All drains lead to the ocean

Header image for Interrobang article CREDIT: CANDIS BROSS
The chemicals humans manufacture for pharmaceuticals and pesticides all end up in the water supply and can have devastating affects on the ecosystem.

So long and thanks for all the fish.

Our society loves its conveniences. Soaps to make us smell nice, antibiotics to cure our every illness and a tiny pill to prevent one of the more expensive results of sex.

However, our heavy reliance on chemicals is having strange and unintended side effects on our ecosystem.

It’s easy to assume that once you swallow a pill that’s the end of the story, but many pharmaceuticals – especially hormones – don’t break down in our bodies. Instead, they end up in our toilets to be flushed back into the world, entering our rivers and lakes and even being recycled back into our own drinking water.

Luckily for us humans, we’re comparatively large organisms and it would take drinking far more than the recommended eight cups of water for the traces of birth control, antidepressants and other medicines in our water to affect us.

Unfortunately for many species of fish and other aquatic animals, they not only drink but also breathe the pharmacological soup we’re slowly turning our waterways into.

Research done by the International Institute for Sustainable Development over the course of several years found that fish populations can undergo drastic collapse thanks to artificial estrogen, as male fish become feminine and the eggs produced by female fish are altered.

When minnow populations plummet, insect larva goes uneaten, which may help explain the vast swarms of mosquitos attacking innocents. The populations of larger fish, birds and mammals that rely on those minnows for food are also lowered as they lose their favourite prey, which can quickly lead to a full ecosystem collapse.

While we can see the results on small fish populations fairly easily, we still don’t know how other birds and mammals will react as the concentrations of these pharmaceuticals slowly increase over the years. Our brains are highly specialized, but a bear might find that those antidepressants are far from cheering, and antibiotic resistant versions of diseases may develop more quickly far beyond our limited control.

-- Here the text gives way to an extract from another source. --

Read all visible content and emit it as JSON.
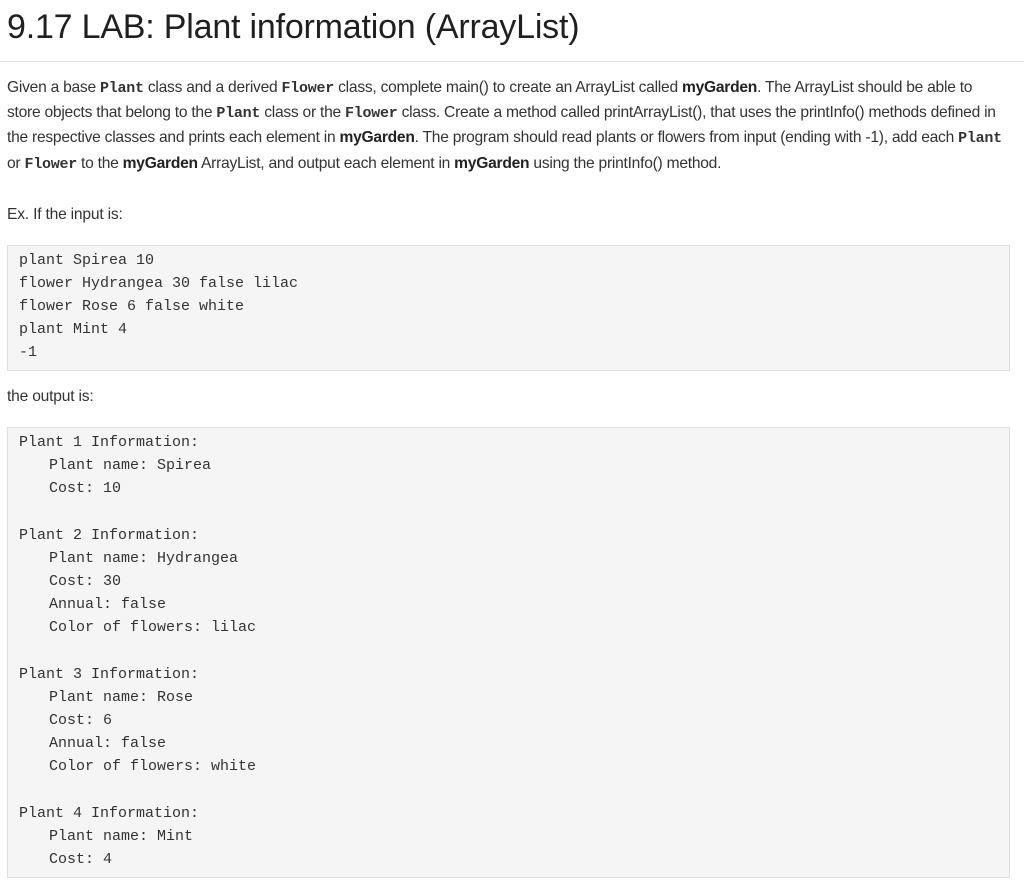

It’s only in the last decade that scientists have been able to study the problem properly at all. Until fairly recently, scientific equipment was nowhere near sensitive enough to detect such small chemicals amid the thousands of microorganisms and natural molecules found in even small water samples. Now that we have the equipment, studies are occurring, but long-term studies take years, meaning that it may be too late before the results are known.

Sadly, humans using chemicals with devastating results isn’t a new story. DDT was in common use in agriculture to control pests for decades before studies revealed its detrimental effects on birds of prey. Populations of bald eagles, brown pelicans and many other species are still recovering over 40 years later, and some species, such as the California condor, are still experiencing severe side effects.

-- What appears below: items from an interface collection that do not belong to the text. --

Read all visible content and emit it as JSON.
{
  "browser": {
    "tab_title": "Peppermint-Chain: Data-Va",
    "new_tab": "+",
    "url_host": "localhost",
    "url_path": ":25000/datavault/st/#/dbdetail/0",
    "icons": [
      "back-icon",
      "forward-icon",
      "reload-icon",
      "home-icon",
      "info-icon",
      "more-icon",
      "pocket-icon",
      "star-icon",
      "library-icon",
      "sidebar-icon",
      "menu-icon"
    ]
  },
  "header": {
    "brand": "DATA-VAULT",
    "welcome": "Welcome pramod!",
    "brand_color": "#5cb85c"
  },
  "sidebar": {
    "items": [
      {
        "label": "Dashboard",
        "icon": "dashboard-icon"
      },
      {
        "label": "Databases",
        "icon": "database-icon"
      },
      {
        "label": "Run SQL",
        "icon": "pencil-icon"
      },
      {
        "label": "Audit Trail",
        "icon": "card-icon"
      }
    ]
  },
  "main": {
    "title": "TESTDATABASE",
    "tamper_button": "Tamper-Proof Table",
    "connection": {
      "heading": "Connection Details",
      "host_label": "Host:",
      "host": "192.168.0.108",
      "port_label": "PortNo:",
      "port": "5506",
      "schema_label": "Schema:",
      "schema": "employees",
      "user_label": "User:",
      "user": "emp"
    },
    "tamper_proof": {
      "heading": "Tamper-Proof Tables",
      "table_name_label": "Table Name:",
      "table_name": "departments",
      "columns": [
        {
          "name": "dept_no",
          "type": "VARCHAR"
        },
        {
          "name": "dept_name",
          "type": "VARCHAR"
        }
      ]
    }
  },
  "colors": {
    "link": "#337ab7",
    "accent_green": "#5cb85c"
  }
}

More recently, Ontario has limited the use of neonicotinoid pesticides, common in agricultural use since the 1990’s. These pesticides have caused collapses in honeybee populations worldwide, causing problems for farmers and gardeners everywhere, not to mention shortages in the production of delicious honey. It remains to be seen whether, after 20 years, we’re too late to reverse the trend.

Some scientists argue that human overpopulation is a greater threat to our environment than estrogen, but this may be a short-sighted solution. The pill has now been available for well over 50 years, with usage increasing consistently worldwide. This means that the concentrations of estrogen will continue to increase as well, and appear more and more in ecosystems already sensitive thanks to human activity.

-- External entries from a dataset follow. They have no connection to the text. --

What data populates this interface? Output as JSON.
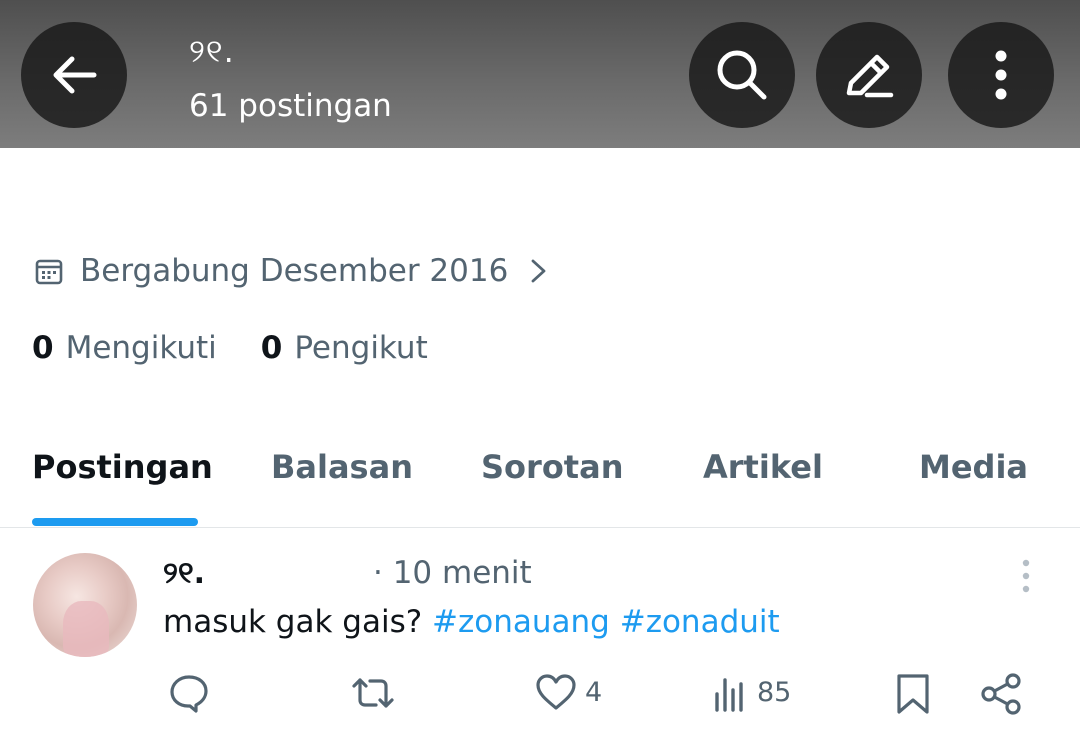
{
  "header": {
    "name": "୨୧.",
    "post_count": "61 postingan",
    "icons": [
      "arrow-left-icon",
      "search-icon",
      "pencil-icon",
      "more-vertical-icon"
    ]
  },
  "profile": {
    "joined": "Bergabung Desember 2016",
    "following_count": "0",
    "following_label": "Mengikuti",
    "followers_count": "0",
    "followers_label": "Pengikut"
  },
  "tabs": [
    {
      "label": "Postingan",
      "active": true
    },
    {
      "label": "Balasan",
      "active": false
    },
    {
      "label": "Sorotan",
      "active": false
    },
    {
      "label": "Artikel",
      "active": false
    },
    {
      "label": "Media",
      "active": false
    }
  ],
  "post": {
    "author": "୨୧.",
    "time": "· 10 menit",
    "text": "masuk gak gais? ",
    "hashtags": [
      "#zonauang",
      "#zonaduit"
    ],
    "likes": "4",
    "views": "85"
  },
  "colors": {
    "accent": "#1d9bf0",
    "muted_text": "#536471",
    "primary_text": "#0f1419"
  }
}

While engineers and scientists search for filtering solutions to use in municipal water treatment plants, there are a few things the average person can do. First, make sure you take any unused drugs back to the pharmacy where they can be disposed of properly. Flushing extra medicine down the toilet may be easier, but it’s worth the effort to know you aren’t harming another creature.

Secondly, if you are taking hormonal birth control, consider asking your doctor for the lowest dose that will work for you. Some pills contain far lower concentrations of artificial estrogen than others while remaining equally effective.

Certain brands, such as Alesse, Yaz and Lessina, have fairly small amounts of the hormone, delivering about 20 micrograms of estrogen per day – a significant drop compared to the 35 to 50 micrograms per day offered by other pills.

The lowest effective dosage is actually found in the NuvaRing – at only 15 micrograms per day – which has the added benefit of being left in place for three weeks at a time. If you’re thinking of getting an IUD, remember that there are non-hormonal versions available, such as a copper IUD.

Finally, while it’s important to take your full course of antibiotics when prescribed, try to resist taking medication for every small cough. As annoying as small illnesses and headaches can be, do your best to try non-pharmacological options first. A lot can be fixed with rest and vitamin C, and preventative measures such as healthy eating and drinking the occasional glass of orange juice work far better than trying to fix a problem later.

We’re starting to see the very real impact our choices are having on the world around us, with many species becoming endangered or extinct as a direct result of human actions. Remember: what goes in must come out. It’s where it goes after we need to be aware of.